The crew here last week finished 400m of the trail and we walked it today. It was unbelievable. Huge views, whimsical forests, a glacier pond, and rushing rivers. Marion, Ross, and we girls started plowing through the earth and making a trail that will be enjoyed for years to come. We followed the general layout of the walk, through thick bush and over rocks, and then decided where it should go by imagining being on a mountain bike. I embarrassingly told Marion that I put my mountain bike on a stationary trainer for the last few years and read books or watched The Ellen DeGeneres Show while I rode. So I didn’t have a wealth of trail riding experience to help with this process. I didn’t even have a dollar’s worth.
But Marion is a patient man with a gift of encouragement. We laid out the trail, started digging, and he would look up and say, “This is absolutely brilliant! You are making a fine trail.” His excitement and the sunshine made today a true delight and one I will never forget. We spent a solid half hour walking up and down the mountain, thinking about ways to make it work for a cyclist. I’d stand in one spot, Brittany in another, Kasey in another, and Marion and Ross scratched their heads and talked to themselves. Then, as if he had won the lottery, Marion excitedly said, “There’s the haystack!” I thought he was being metaphorical. Like, there’s the haystack and I found the needle needed to lay out this trail perfectly. But the clouds had moved and he could see the mountaintop named Haystack.

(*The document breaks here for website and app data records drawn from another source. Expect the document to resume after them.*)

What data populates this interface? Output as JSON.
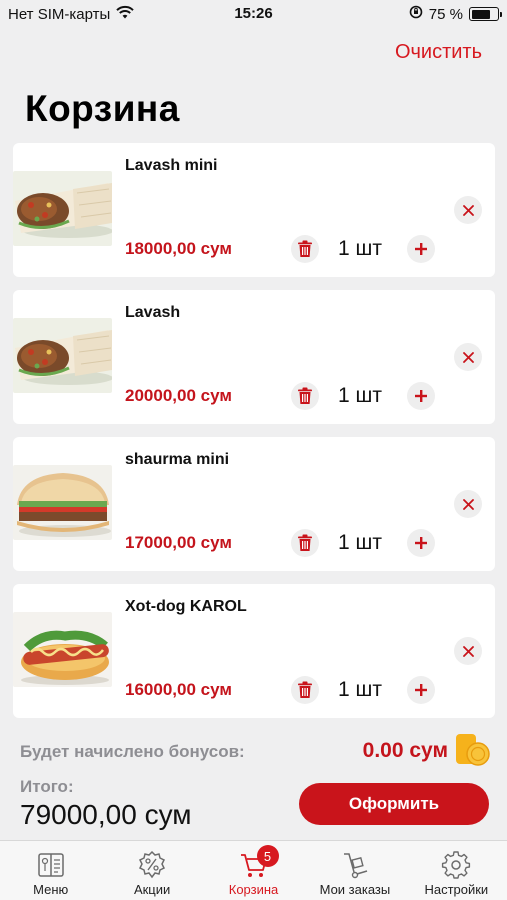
{
  "status_bar": {
    "carrier": "Нет SIM-карты",
    "time": "15:26",
    "battery_percent": "75 %",
    "battery_level": 0.75
  },
  "header": {
    "clear_label": "Очистить",
    "title": "Корзина"
  },
  "cart": {
    "items": [
      {
        "name": "Lavash mini",
        "price": "18000,00 сум",
        "quantity": "1 шт",
        "image": "lavash-wrap"
      },
      {
        "name": "Lavash",
        "price": "20000,00 сум",
        "quantity": "1 шт",
        "image": "lavash-wrap"
      },
      {
        "name": "shaurma mini",
        "price": "17000,00 сум",
        "quantity": "1 шт",
        "image": "shaurma-pita"
      },
      {
        "name": "Xot-dog KAROL",
        "price": "16000,00 сум",
        "quantity": "1 шт",
        "image": "hot-dog"
      }
    ]
  },
  "summary": {
    "bonus_label": "Будет начислено бонусов:",
    "bonus_value": "0.00 сум",
    "total_label": "Итого:",
    "total_value": "79000,00 сум",
    "checkout_label": "Оформить"
  },
  "tab_bar": {
    "tabs": [
      {
        "label": "Меню",
        "icon": "menu-book-icon",
        "active": false
      },
      {
        "label": "Акции",
        "icon": "discount-badge-icon",
        "active": false
      },
      {
        "label": "Корзина",
        "icon": "cart-icon",
        "active": true,
        "badge": "5"
      },
      {
        "label": "Мои заказы",
        "icon": "hand-truck-icon",
        "active": false
      },
      {
        "label": "Настройки",
        "icon": "gear-icon",
        "active": false
      }
    ]
  },
  "colors": {
    "accent": "#d71920",
    "price": "#c4141c",
    "background": "#efeff0"
  }
}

The beds aren’t special and I’m using my rolled up jacket as a pillow, but somehow I know I will sleep like a rock. We worked hard today. My calves are still burning from the big hike a couple days ago and today I’ve added a back soreness that feels so nice, like I’m earning my keep (chicken on the grill, steamed broccoli, mashed potatoes, and raspberries from Ross’ garden).
Working Holiday in New Zealand